As Prime Minister of the United Kingdom during the Second World War, Winston Churchill led the country to victory.

Born in 1874, Winston Churchill lived in Dublin from the age of two to six - his grandfather, the Duke of Marlborough, was Viceroy of Ireland. Following a career as an army officer and war correspondent, Churchill entered politics in 1900, when he was elected to parliament as a Conservative candidate. He was Secretary of State for War and Air during the Irish War of Independence (1919-21) and was responsible for sending the Black and Tans to Ireland to fight the IRA. In his next role as colonial secretary, he played a prominent role in negotiating the Anglo-Irish Treaty to end the war in 1921.

In this extract from 'The Tubridy Show', historians Richard Aldous and Ciarán Brady tell Ryan Tubridy what it was that made Churchill the quintessential great British leader.
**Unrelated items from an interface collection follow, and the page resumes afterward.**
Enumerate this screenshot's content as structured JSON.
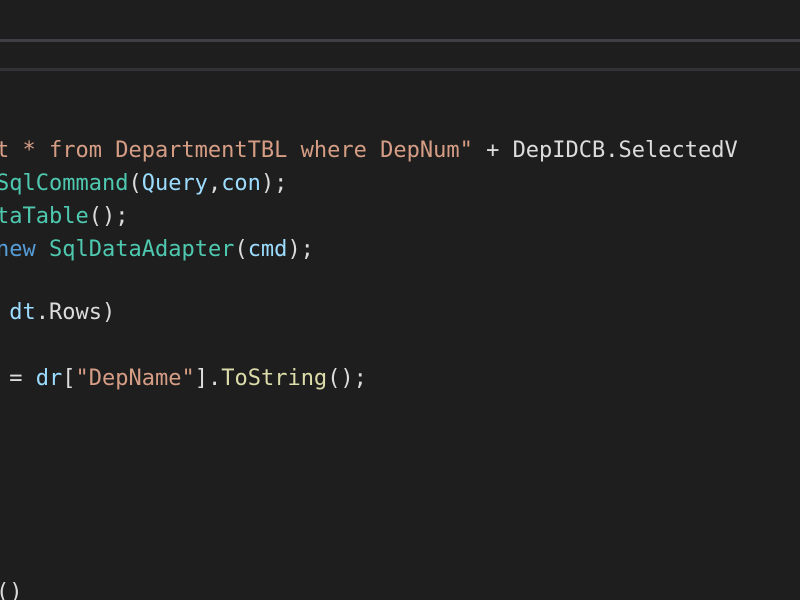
{
  "editor": {
    "theme_colors": {
      "background": "#1e1e1e",
      "keyword": "#569cd6",
      "string": "#d69d85",
      "type": "#4ec9b0",
      "method": "#dcdcaa",
      "variable": "#9cdcfe",
      "plain": "#dcdcdc"
    },
    "lines": [
      {
        "tokens": [
          {
            "kind": "string",
            "text": "t * from DepartmentTBL where DepNum\""
          },
          {
            "kind": "plain",
            "text": " + DepIDCB.SelectedV"
          }
        ]
      },
      {
        "tokens": [
          {
            "kind": "type",
            "text": "SqlCommand"
          },
          {
            "kind": "punct",
            "text": "("
          },
          {
            "kind": "variable",
            "text": "Query"
          },
          {
            "kind": "punct",
            "text": ","
          },
          {
            "kind": "variable",
            "text": "con"
          },
          {
            "kind": "punct",
            "text": ");"
          }
        ]
      },
      {
        "tokens": [
          {
            "kind": "type",
            "text": "taTable"
          },
          {
            "kind": "punct",
            "text": "();"
          }
        ]
      },
      {
        "tokens": [
          {
            "kind": "keyword",
            "text": "new"
          },
          {
            "kind": "plain",
            "text": " "
          },
          {
            "kind": "type",
            "text": "SqlDataAdapter"
          },
          {
            "kind": "punct",
            "text": "("
          },
          {
            "kind": "variable",
            "text": "cmd"
          },
          {
            "kind": "punct",
            "text": ");"
          }
        ]
      },
      {
        "tokens": [
          {
            "kind": "plain",
            "text": " "
          },
          {
            "kind": "variable",
            "text": "dt"
          },
          {
            "kind": "plain",
            "text": ".Rows)"
          }
        ]
      },
      {
        "tokens": [
          {
            "kind": "plain",
            "text": " = "
          },
          {
            "kind": "variable",
            "text": "dr"
          },
          {
            "kind": "punct",
            "text": "["
          },
          {
            "kind": "string",
            "text": "\"DepName\""
          },
          {
            "kind": "punct",
            "text": "]."
          },
          {
            "kind": "method",
            "text": "ToString"
          },
          {
            "kind": "punct",
            "text": "();"
          }
        ]
      },
      {
        "tokens": [
          {
            "kind": "punct",
            "text": "()"
          }
        ]
      }
    ]
  }
}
This edition of 'The Tubridy Show' was broadcast on 4 May 2010.

Winston Churchill died on 24 January 1965.

The image above shows Ivor Roberts-Jones's statue of Winston Churchill at Westminster, London, in 1980. The photographer was Tom Holton.